■ What you are asked to do: For every line in the data below that contains "MeetingEventHandle", copy the line.

:: Recorded data ::

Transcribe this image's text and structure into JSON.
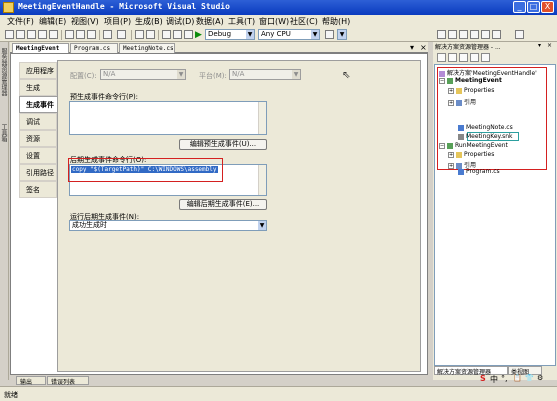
{
  "window": {
    "title": "MeetingEventHandle - Microsoft Visual Studio",
    "controls": [
      "_",
      "□",
      "X"
    ]
  },
  "menu": [
    "文件(F)",
    "编辑(E)",
    "视图(V)",
    "项目(P)",
    "生成(B)",
    "调试(D)",
    "数据(A)",
    "工具(T)",
    "窗口(W)",
    "社区(C)",
    "帮助(H)"
  ],
  "toolbar": {
    "config": "Debug",
    "platform": "Any CPU"
  },
  "doc_tabs": [
    "MeetingEvent",
    "Program.cs",
    "MeetingNote.cs"
  ],
  "doc_tab_controls": [
    "▾",
    "×"
  ],
  "left_strip": [
    "服务器资源管理器",
    "工具箱"
  ],
  "property_tabs": [
    "应用程序",
    "生成",
    "生成事件",
    "调试",
    "资源",
    "设置",
    "引用路径",
    "签名"
  ],
  "build_events": {
    "config_label": "配置(C):",
    "config_value": "N/A",
    "platform_label": "平台(M):",
    "platform_value": "N/A",
    "prebuild_label": "预生成事件命令行(P):",
    "prebuild_value": "",
    "edit_prebuild": "编辑预生成事件(U)...",
    "postbuild_label": "后期生成事件命令行(O):",
    "postbuild_value": "copy \"$(TargetPath)\" C:\\WINDOWS\\assembly",
    "edit_postbuild": "编辑后期生成事件(E)...",
    "run_label": "运行后期生成事件(N):",
    "run_value": "成功生成时"
  },
  "solution_explorer": {
    "title": "解决方案资源管理器 - ...",
    "title_controls": [
      "▾",
      "×"
    ],
    "tree": [
      {
        "label": "解决方案'MeetingEventHandle'",
        "icon": "solution"
      },
      {
        "label": "MeetingEvent",
        "icon": "project"
      },
      {
        "label": "Properties",
        "icon": "folder"
      },
      {
        "label": "引用",
        "icon": "references"
      },
      {
        "label": "MeetingNote.cs",
        "icon": "cs-file"
      },
      {
        "label": "MeetingKey.snk",
        "icon": "key-file"
      },
      {
        "label": "RunMeetingEvent",
        "icon": "project"
      },
      {
        "label": "Properties",
        "icon": "folder"
      },
      {
        "label": "引用",
        "icon": "references"
      },
      {
        "label": "Program.cs",
        "icon": "cs-file"
      }
    ],
    "tabs": [
      "解决方案资源管理器",
      "类视图"
    ]
  },
  "bottom_tabs": [
    "输出",
    "错误列表"
  ],
  "ime": [
    "S",
    "中",
    "°,",
    "📋",
    "👕",
    "⚙"
  ],
  "status": "就绪",
  "colors": {
    "title_bar": "#0a3bbf",
    "selection": "#316ac5",
    "highlight_box": "#d42020"
  }
}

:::

■ Output for this exercise:
    "title": "MeetingEventHandle - Microsoft Visual Studio",
        "label": "解决方案'MeetingEventHandle'",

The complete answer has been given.